Gospel music was not born in a hallowed concert hall. It originated hundreds of years ago as an oral tradition, giving voice to the trials and convictions specific to the African-American experience.
Now in its 20th year, the Boston Pops’ Gospel Night is a testament to how much the genre has adapted to modern tastes in music. Contemporary gospel, the sanctimonious kind you’d expect to hear at a megachurch in the South, was largely the focus of Saturday night’s performance at Symphony Hall.
With Charles Floyd conducting, the Boston Pops Orchestra welcomed two guest singers who essentially represented different strains of gospel.
Melinda Doolittle, who rose to fame as a finalist during season six of “American Idol,” worked in the old-school tradition. Her interpretation of “Lift Every Voice and Sing” (listed on the program as “Lift Ev’ry Voice and Sing”) was a model of stately reverence, at once spiritual and sophisticated. Sometimes called “The Negro National Anthem,” the song led some audience members to stand in salute.
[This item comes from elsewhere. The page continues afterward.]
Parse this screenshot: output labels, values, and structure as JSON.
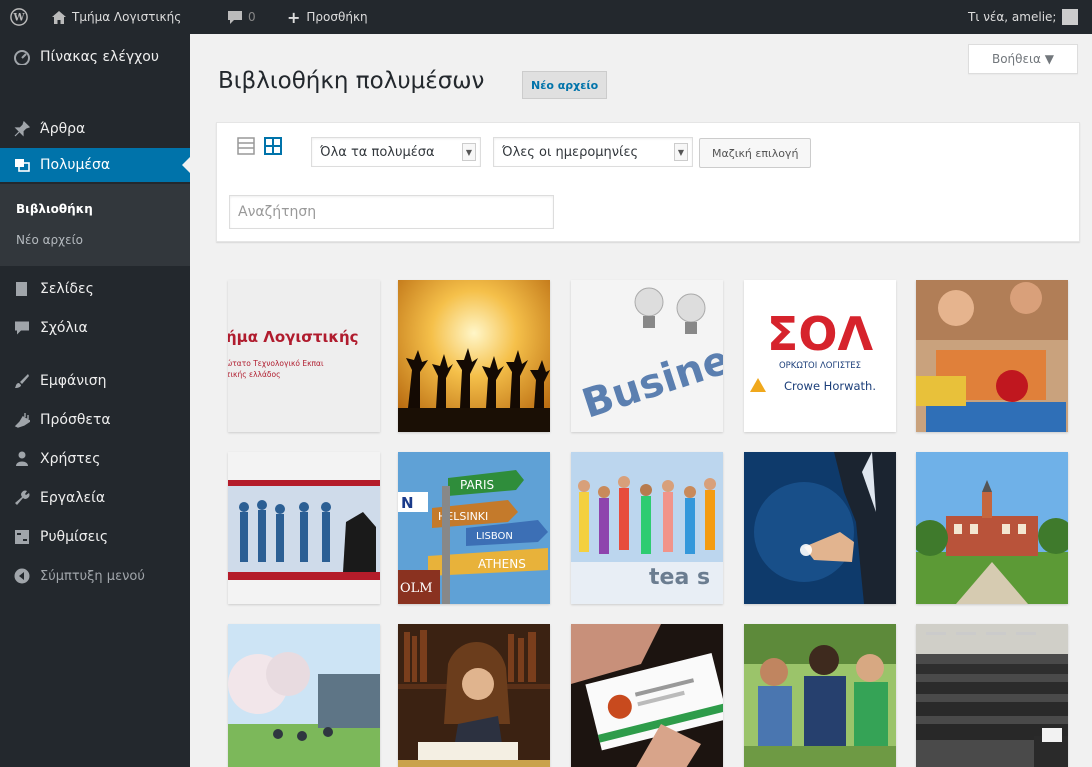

Doolittle had a keen understanding of how her voice should function in an orchestral setting. On “I Won’t Let Go,” she even had a playful chemistry with Floyd, egging him on as she reached the song’s joyous climax.
The evening’s other special guest also came from a talent-show background. Crystal Aikin won the first season of “Sunday Best,” the BET network’s gospel singing competition. Where Doolittle seemed moved more by the music’s spirit, Aikin was concerned with the holy message at hand. She was more preacher than performer on “He’s So Worthy” and “I Desire More.”
The final portion of the program was devoted to the Boston Pops Gospel Choir, a mixed group of ages and races decked out in black and white ensembles. They stood reverently at the back of the hall, singing out over the orchestra and soloists. At various points, the sound was so thunderous, the music’s sense of uplift was lost in the mix.
Then again, gospel isn’t just beholden to entertainment value. It’s about expression, religious and otherwise, and there was at least one person in the house who was grateful that Gospel Night has taken root in a venue so far removed from the music’s roots.
“We spent so much time wondering if this would become a tradition,” said Floyd, obviously humbled that it has.